#### [ABOUT THIS TASK]
Read through the listing, and wherever a line holds the word "JSON", return it.

════

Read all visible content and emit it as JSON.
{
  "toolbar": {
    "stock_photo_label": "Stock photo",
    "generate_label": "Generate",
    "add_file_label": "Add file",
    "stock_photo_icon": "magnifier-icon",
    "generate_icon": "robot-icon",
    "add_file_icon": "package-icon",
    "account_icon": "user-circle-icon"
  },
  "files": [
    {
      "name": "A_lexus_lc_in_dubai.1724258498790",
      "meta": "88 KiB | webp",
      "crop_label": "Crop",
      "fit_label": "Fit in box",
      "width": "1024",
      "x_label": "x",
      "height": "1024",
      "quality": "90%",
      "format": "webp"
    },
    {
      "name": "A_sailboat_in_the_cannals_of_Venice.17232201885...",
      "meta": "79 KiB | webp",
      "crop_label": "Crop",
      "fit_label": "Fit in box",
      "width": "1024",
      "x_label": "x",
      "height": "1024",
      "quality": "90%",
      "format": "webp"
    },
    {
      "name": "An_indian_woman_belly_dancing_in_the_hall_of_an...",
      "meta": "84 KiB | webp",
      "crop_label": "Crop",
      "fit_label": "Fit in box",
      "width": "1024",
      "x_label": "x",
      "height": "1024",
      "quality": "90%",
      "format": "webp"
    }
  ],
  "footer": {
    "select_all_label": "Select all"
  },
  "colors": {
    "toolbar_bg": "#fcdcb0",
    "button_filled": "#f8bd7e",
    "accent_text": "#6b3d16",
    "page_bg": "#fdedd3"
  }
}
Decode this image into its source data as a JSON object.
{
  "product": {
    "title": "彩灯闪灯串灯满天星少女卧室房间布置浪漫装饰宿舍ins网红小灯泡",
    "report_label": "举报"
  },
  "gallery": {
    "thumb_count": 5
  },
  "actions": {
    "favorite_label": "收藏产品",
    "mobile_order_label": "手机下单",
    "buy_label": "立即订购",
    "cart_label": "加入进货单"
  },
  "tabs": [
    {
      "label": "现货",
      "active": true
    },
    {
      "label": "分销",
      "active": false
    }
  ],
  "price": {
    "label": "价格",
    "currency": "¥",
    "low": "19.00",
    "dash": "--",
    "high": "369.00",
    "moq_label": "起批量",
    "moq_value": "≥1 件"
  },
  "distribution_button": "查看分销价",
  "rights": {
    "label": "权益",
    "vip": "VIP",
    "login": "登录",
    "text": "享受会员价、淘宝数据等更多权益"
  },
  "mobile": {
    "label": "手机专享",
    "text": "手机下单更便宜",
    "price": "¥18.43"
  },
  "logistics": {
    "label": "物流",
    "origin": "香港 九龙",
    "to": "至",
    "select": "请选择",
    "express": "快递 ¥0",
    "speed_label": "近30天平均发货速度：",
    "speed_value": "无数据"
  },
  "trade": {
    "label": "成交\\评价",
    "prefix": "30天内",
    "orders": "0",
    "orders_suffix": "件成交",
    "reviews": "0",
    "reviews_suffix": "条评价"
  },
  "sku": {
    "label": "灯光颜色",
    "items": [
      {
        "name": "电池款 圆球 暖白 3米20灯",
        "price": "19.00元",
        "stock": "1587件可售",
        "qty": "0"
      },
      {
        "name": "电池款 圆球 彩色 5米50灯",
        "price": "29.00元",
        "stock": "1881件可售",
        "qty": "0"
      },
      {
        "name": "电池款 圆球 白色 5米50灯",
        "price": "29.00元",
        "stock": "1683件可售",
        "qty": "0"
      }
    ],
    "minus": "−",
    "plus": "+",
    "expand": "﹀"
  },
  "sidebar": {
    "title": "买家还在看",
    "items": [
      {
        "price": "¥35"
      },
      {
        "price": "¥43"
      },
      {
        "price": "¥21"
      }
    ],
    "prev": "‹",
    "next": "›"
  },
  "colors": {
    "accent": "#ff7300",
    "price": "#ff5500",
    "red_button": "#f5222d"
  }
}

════

#### [REPLY]
Read all visible content and emit it as JSON.
Decode this image into its source data as a JSON object.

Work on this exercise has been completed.